Orthodox Christians in Tanzania are aware that outside of Tanzania, across the ocean or even the other side of the equator, that life is much different-even without seeing it for themselves through pictures on television or articles in newspapers. But, as difficult as life is for them, with a life expectancy of 45, they have faith- believe that God truly loves them and will look after them. This became quite obvious by the complexity of the questions that were posed to us during our seminars, and the intensity with which many prayed, sang and participated in the services. While many of us were caught off guard, we were simultaneously inspired.

When I left, I was ready to stay. I know I will return because I want to return. I still talk about the four weeks of my life in Tanzania like it was yesterday. As with any activity one gets involved with, you get out of it what you put into it- I can guarantee an unforgettable experience by getting involved in mission work.

A few notes about the history of Orthodoxy in Tanzania. When Orthodoxy first arrived in Tanzania in the 1970’s and began to grow, the baby steps that were taken resulted in 55 Orthodox communities taking root once the Bukoba Diocese was established. OCMC Mission Teams have been serving in Tanzania since 1994. Mission teams have worked side by side with the Tanzanians teaching, building churches and a catechetical training center for monks and priests. As of 2006 it has expanded to 166. Seventy of these communities now have permanent churches. The number of faithful has increased from 17,000 to 41,200, and the number of clergy serving them has more than tripled from 9 to 34. In 2007, teaching and construction of churches took place at the request of now Metropolitan Jeronymous.

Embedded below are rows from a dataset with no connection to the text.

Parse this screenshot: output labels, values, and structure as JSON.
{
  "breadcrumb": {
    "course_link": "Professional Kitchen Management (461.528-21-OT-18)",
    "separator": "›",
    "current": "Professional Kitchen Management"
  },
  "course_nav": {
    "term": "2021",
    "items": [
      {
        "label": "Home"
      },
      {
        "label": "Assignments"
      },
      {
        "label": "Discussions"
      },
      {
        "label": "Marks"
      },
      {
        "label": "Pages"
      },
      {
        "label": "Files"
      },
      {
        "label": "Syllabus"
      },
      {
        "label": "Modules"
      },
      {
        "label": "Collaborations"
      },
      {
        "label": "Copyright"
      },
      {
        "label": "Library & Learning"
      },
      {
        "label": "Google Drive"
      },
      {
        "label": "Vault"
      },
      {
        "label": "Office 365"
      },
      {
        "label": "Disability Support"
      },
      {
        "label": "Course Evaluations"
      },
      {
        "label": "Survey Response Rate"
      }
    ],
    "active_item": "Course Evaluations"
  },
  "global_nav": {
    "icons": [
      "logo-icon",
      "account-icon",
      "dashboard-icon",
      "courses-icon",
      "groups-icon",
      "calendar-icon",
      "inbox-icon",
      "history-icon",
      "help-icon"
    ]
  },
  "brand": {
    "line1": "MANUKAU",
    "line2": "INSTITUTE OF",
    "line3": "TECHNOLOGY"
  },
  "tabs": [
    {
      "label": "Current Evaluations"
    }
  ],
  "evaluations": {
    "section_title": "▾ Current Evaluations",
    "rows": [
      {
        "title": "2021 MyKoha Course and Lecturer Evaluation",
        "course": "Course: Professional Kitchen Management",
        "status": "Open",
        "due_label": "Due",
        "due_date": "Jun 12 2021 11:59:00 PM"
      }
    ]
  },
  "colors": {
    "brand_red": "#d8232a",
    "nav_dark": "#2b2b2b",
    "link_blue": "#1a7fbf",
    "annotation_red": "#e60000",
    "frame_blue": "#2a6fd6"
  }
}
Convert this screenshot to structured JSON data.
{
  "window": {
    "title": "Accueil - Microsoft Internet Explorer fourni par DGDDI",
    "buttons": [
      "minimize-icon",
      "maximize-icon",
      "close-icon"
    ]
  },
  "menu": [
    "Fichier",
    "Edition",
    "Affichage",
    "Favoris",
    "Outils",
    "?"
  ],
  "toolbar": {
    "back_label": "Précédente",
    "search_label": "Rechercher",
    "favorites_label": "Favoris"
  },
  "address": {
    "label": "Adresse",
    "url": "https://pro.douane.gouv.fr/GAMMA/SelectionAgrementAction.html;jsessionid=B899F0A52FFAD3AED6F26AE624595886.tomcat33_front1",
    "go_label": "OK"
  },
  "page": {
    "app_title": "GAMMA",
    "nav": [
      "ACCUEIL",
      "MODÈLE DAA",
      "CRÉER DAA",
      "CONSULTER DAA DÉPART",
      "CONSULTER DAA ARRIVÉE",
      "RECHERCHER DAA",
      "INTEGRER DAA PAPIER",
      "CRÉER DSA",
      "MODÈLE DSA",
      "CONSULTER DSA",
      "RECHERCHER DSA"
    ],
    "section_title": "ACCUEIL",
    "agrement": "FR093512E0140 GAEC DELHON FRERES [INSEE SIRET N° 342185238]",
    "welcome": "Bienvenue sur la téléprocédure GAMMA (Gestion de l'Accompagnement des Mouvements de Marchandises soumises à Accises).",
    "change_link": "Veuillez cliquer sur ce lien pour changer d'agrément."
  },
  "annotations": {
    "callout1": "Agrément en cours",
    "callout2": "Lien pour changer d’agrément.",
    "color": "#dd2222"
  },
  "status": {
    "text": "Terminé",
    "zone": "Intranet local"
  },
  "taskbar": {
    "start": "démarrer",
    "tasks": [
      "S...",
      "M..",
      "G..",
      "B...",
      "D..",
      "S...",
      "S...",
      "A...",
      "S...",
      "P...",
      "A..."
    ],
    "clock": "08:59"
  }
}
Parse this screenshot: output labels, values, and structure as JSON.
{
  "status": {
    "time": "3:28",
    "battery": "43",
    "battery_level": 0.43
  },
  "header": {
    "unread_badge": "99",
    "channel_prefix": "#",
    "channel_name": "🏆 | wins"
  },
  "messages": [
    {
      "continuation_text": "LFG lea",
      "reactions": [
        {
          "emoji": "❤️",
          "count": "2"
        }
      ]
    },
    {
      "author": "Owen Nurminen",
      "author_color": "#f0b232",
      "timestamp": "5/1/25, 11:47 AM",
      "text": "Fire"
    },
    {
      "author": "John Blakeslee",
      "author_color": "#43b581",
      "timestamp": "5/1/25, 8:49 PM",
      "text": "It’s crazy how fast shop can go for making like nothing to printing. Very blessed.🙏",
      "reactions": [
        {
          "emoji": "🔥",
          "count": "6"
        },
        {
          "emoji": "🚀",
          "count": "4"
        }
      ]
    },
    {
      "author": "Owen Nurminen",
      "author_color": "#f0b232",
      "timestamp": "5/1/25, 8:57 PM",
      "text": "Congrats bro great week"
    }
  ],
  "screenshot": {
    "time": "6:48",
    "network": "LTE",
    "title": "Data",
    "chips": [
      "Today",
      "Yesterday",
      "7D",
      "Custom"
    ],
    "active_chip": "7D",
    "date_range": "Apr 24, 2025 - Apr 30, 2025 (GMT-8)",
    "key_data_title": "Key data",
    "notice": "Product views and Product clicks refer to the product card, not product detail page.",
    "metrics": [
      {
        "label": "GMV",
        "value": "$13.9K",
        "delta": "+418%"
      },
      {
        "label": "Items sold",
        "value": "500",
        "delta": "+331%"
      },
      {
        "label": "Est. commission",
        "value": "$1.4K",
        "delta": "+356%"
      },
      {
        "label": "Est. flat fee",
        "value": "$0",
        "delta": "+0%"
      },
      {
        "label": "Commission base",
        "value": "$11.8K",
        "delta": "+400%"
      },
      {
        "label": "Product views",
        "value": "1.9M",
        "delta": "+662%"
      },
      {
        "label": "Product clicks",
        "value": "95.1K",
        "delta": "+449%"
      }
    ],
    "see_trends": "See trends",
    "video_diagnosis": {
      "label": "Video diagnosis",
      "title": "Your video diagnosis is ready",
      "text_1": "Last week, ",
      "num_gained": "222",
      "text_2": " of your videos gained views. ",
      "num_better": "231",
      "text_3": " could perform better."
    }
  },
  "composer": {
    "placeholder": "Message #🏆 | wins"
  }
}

For more information about mission work visit www.ocmc.org. You can also learn more about my trip by clicking on the link to my powerpoint presentation made at St. George in the Fall of 2006.